[Items from an interface collection]
=== Begin Enclosure ===

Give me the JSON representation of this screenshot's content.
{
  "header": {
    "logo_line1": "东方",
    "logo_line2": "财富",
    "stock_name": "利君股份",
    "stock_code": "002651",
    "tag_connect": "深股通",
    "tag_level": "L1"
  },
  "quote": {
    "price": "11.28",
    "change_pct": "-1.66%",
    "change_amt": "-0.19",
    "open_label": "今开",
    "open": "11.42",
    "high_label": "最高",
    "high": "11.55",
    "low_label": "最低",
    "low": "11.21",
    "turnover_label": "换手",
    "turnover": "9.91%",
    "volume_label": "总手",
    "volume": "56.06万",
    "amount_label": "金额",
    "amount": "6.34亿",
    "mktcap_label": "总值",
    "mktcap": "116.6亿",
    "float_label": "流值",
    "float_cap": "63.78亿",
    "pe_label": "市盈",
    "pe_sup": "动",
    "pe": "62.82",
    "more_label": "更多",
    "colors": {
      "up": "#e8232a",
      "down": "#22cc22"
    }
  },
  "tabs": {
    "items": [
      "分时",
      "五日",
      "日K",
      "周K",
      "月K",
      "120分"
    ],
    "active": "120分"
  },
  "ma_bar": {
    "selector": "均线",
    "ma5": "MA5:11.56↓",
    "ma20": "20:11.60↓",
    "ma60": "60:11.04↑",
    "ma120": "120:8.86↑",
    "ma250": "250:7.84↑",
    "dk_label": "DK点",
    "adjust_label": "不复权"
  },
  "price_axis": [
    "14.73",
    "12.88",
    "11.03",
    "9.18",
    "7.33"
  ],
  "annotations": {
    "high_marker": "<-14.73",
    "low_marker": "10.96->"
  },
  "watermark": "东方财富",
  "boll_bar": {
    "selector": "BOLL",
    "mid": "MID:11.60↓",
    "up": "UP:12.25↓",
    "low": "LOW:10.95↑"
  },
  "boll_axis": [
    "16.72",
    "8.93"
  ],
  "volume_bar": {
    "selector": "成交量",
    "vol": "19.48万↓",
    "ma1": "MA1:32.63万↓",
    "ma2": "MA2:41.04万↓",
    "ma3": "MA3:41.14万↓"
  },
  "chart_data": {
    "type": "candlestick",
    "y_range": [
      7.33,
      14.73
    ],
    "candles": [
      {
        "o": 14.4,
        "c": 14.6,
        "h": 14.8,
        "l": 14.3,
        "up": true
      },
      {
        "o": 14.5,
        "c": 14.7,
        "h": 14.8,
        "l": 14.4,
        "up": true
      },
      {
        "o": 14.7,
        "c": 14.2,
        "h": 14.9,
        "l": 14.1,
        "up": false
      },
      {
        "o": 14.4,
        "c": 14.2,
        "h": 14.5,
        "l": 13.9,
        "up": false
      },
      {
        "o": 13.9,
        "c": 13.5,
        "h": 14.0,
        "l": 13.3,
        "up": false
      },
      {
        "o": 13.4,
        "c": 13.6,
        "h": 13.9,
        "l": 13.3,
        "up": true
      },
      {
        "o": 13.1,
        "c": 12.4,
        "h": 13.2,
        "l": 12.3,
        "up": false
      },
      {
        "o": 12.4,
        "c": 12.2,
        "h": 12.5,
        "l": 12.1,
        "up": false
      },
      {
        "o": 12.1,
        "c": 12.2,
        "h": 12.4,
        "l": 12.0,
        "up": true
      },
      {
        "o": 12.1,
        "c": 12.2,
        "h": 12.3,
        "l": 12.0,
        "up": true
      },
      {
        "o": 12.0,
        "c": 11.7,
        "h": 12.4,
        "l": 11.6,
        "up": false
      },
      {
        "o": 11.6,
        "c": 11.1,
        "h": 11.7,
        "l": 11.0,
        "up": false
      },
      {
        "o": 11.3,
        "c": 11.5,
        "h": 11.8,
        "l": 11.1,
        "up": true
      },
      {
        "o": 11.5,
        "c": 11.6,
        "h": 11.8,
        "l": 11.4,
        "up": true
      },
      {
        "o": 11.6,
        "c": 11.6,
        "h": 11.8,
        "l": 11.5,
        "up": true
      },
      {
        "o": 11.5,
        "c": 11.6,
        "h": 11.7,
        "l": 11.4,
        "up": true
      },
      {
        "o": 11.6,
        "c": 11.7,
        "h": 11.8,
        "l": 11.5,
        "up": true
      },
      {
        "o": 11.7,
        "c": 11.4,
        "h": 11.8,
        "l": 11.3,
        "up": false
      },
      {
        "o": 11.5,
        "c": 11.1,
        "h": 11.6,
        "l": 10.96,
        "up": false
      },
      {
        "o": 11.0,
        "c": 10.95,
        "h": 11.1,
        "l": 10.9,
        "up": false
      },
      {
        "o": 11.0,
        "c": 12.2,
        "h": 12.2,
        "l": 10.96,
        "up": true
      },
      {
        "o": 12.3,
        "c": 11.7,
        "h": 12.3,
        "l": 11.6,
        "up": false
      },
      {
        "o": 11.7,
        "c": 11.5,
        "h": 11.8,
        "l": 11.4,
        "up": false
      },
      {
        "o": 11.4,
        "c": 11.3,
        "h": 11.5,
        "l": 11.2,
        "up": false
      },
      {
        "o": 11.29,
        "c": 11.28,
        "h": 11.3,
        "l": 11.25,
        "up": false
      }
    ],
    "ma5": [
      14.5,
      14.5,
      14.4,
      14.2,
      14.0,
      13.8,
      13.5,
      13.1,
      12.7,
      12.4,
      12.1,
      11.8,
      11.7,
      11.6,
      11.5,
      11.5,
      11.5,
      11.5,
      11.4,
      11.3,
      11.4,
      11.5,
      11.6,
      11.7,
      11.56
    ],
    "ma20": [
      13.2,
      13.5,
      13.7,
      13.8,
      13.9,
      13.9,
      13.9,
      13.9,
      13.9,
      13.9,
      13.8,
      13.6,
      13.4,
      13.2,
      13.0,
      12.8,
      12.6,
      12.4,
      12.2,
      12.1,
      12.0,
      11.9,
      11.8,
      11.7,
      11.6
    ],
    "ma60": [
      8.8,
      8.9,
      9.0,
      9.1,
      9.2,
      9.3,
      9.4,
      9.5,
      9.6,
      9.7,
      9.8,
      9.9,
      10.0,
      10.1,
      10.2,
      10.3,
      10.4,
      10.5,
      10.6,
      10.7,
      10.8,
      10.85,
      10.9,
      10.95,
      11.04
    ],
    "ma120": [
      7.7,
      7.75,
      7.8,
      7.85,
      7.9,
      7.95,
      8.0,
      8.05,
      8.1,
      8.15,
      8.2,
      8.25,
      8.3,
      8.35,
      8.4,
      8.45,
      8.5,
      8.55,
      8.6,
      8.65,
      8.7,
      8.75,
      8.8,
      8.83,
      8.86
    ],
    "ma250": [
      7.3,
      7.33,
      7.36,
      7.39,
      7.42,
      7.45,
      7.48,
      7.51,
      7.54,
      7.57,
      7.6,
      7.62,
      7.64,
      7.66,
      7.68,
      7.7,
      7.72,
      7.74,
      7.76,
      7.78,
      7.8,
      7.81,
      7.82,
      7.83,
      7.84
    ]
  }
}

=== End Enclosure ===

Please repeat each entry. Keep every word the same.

Give me the JSON representation of this screenshot's content.
{
  "header": {
    "logo_line1": "东方",
    "logo_line2": "财富",
    "stock_name": "利君股份",
    "stock_code": "002651",
    "tag_connect": "深股通",
    "tag_level": "L1"
  },
  "quote": {
    "price": "11.28",
    "change_pct": "-1.66%",
    "change_amt": "-0.19",
    "open_label": "今开",
    "open": "11.42",
    "high_label": "最高",
    "high": "11.55",
    "low_label": "最低",
    "low": "11.21",
    "turnover_label": "换手",
    "turnover": "9.91%",
    "volume_label": "总手",
    "volume": "56.06万",
    "amount_label": "金额",
    "amount": "6.34亿",
    "mktcap_label": "总值",
    "mktcap": "116.6亿",
    "float_label": "流值",
    "float_cap": "63.78亿",
    "pe_label": "市盈",
    "pe_sup": "动",
    "pe": "62.82",
    "more_label": "更多",
    "colors": {
      "up": "#e8232a",
      "down": "#22cc22"
    }
  },
  "tabs": {
    "items": [
      "分时",
      "五日",
      "日K",
      "周K",
      "月K",
      "120分"
    ],
    "active": "120分"
  },
  "ma_bar": {
    "selector": "均线",
    "ma5": "MA5:11.56↓",
    "ma20": "20:11.60↓",
    "ma60": "60:11.04↑",
    "ma120": "120:8.86↑",
    "ma250": "250:7.84↑",
    "dk_label": "DK点",
    "adjust_label": "不复权"
  },
  "price_axis": [
    "14.73",
    "12.88",
    "11.03",
    "9.18",
    "7.33"
  ],
  "annotations": {
    "high_marker": "<-14.73",
    "low_marker": "10.96->"
  },
  "watermark": "东方财富",
  "boll_bar": {
    "selector": "BOLL",
    "mid": "MID:11.60↓",
    "up": "UP:12.25↓",
    "low": "LOW:10.95↑"
  },
  "boll_axis": [
    "16.72",
    "8.93"
  ],
  "volume_bar": {
    "selector": "成交量",
    "vol": "19.48万↓",
    "ma1": "MA1:32.63万↓",
    "ma2": "MA2:41.04万↓",
    "ma3": "MA3:41.14万↓"
  },
  "chart_data": {
    "type": "candlestick",
    "y_range": [
      7.33,
      14.73
    ],
    "candles": [
      {
        "o": 14.4,
        "c": 14.6,
        "h": 14.8,
        "l": 14.3,
        "up": true
      },
      {
        "o": 14.5,
        "c": 14.7,
        "h": 14.8,
        "l": 14.4,
        "up": true
      },
      {
        "o": 14.7,
        "c": 14.2,
        "h": 14.9,
        "l": 14.1,
        "up": false
      },
      {
        "o": 14.4,
        "c": 14.2,
        "h": 14.5,
        "l": 13.9,
        "up": false
      },
      {
        "o": 13.9,
        "c": 13.5,
        "h": 14.0,
        "l": 13.3,
        "up": false
      },
      {
        "o": 13.4,
        "c": 13.6,
        "h": 13.9,
        "l": 13.3,
        "up": true
      },
      {
        "o": 13.1,
        "c": 12.4,
        "h": 13.2,
        "l": 12.3,
        "up": false
      },
      {
        "o": 12.4,
        "c": 12.2,
        "h": 12.5,
        "l": 12.1,
        "up": false
      },
      {
        "o": 12.1,
        "c": 12.2,
        "h": 12.4,
        "l": 12.0,
        "up": true
      },
      {
        "o": 12.1,
        "c": 12.2,
        "h": 12.3,
        "l": 12.0,
        "up": true
      },
      {
        "o": 12.0,
        "c": 11.7,
        "h": 12.4,
        "l": 11.6,
        "up": false
      },
      {
        "o": 11.6,
        "c": 11.1,
        "h": 11.7,
        "l": 11.0,
        "up": false
      },
      {
        "o": 11.3,
        "c": 11.5,
        "h": 11.8,
        "l": 11.1,
        "up": true
      },
      {
        "o": 11.5,
        "c": 11.6,
        "h": 11.8,
        "l": 11.4,
        "up": true
      },
      {
        "o": 11.6,
        "c": 11.6,
        "h": 11.8,
        "l": 11.5,
        "up": true
      },
      {
        "o": 11.5,
        "c": 11.6,
        "h": 11.7,
        "l": 11.4,
        "up": true
      },
      {
        "o": 11.6,
        "c": 11.7,
        "h": 11.8,
        "l": 11.5,
        "up": true
      },
      {
        "o": 11.7,
        "c": 11.4,
        "h": 11.8,
        "l": 11.3,
        "up": false
      },
      {
        "o": 11.5,
        "c": 11.1,
        "h": 11.6,
        "l": 10.96,
        "up": false
      },
      {
        "o": 11.0,
        "c": 10.95,
        "h": 11.1,
        "l": 10.9,
        "up": false
      },
      {
        "o": 11.0,
        "c": 12.2,
        "h": 12.2,
        "l": 10.96,
        "up": true
      },
      {
        "o": 12.3,
        "c": 11.7,
        "h": 12.3,
        "l": 11.6,
        "up": false
      },
      {
        "o": 11.7,
        "c": 11.5,
        "h": 11.8,
        "l": 11.4,
        "up": false
      },
      {
        "o": 11.4,
        "c": 11.3,
        "h": 11.5,
        "l": 11.2,
        "up": false
      },
      {
        "o": 11.29,
        "c": 11.28,
        "h": 11.3,
        "l": 11.25,
        "up": false
      }
    ],
    "ma5": [
      14.5,
      14.5,
      14.4,
      14.2,
      14.0,
      13.8,
      13.5,
      13.1,
      12.7,
      12.4,
      12.1,
      11.8,
      11.7,
      11.6,
      11.5,
      11.5,
      11.5,
      11.5,
      11.4,
      11.3,
      11.4,
      11.5,
      11.6,
      11.7,
      11.56
    ],
    "ma20": [
      13.2,
      13.5,
      13.7,
      13.8,
      13.9,
      13.9,
      13.9,
      13.9,
      13.9,
      13.9,
      13.8,
      13.6,
      13.4,
      13.2,
      13.0,
      12.8,
      12.6,
      12.4,
      12.2,
      12.1,
      12.0,
      11.9,
      11.8,
      11.7,
      11.6
    ],
    "ma60": [
      8.8,
      8.9,
      9.0,
      9.1,
      9.2,
      9.3,
      9.4,
      9.5,
      9.6,
      9.7,
      9.8,
      9.9,
      10.0,
      10.1,
      10.2,
      10.3,
      10.4,
      10.5,
      10.6,
      10.7,
      10.8,
      10.85,
      10.9,
      10.95,
      11.04
    ],
    "ma120": [
      7.7,
      7.75,
      7.8,
      7.85,
      7.9,
      7.95,
      8.0,
      8.05,
      8.1,
      8.15,
      8.2,
      8.25,
      8.3,
      8.35,
      8.4,
      8.45,
      8.5,
      8.55,
      8.6,
      8.65,
      8.7,
      8.75,
      8.8,
      8.83,
      8.86
    ],
    "ma250": [
      7.3,
      7.33,
      7.36,
      7.39,
      7.42,
      7.45,
      7.48,
      7.51,
      7.54,
      7.57,
      7.6,
      7.62,
      7.64,
      7.66,
      7.68,
      7.7,
      7.72,
      7.74,
      7.76,
      7.78,
      7.8,
      7.81,
      7.82,
      7.83,
      7.84
    ]
  }
}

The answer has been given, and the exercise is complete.